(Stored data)
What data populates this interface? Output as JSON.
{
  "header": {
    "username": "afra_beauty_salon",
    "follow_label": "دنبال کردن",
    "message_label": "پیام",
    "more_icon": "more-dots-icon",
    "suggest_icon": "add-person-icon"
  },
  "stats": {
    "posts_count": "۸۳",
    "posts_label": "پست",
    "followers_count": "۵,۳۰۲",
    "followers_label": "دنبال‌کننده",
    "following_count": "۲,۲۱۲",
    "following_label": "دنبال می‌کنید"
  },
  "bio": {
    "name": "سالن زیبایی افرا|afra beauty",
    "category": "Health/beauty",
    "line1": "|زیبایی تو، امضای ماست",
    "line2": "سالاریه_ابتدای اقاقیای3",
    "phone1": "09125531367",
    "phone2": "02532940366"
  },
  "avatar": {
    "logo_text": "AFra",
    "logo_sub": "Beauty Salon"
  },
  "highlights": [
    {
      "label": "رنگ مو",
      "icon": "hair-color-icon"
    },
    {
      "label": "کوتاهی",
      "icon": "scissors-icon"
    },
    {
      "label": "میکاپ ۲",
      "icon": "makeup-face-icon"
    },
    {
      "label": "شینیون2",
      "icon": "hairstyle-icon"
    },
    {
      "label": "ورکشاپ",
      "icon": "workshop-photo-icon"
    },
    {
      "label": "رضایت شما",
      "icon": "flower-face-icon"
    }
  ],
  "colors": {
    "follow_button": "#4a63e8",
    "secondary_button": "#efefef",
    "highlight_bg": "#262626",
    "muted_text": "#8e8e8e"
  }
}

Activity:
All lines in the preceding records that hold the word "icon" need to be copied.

Completed exercise:
    "more_icon": "more-dots-icon",
    "suggest_icon": "add-person-icon"
      "icon": "hair-color-icon"
      "icon": "scissors-icon"
      "icon": "makeup-face-icon"
      "icon": "hairstyle-icon"
      "icon": "workshop-photo-icon"
      "icon": "flower-face-icon"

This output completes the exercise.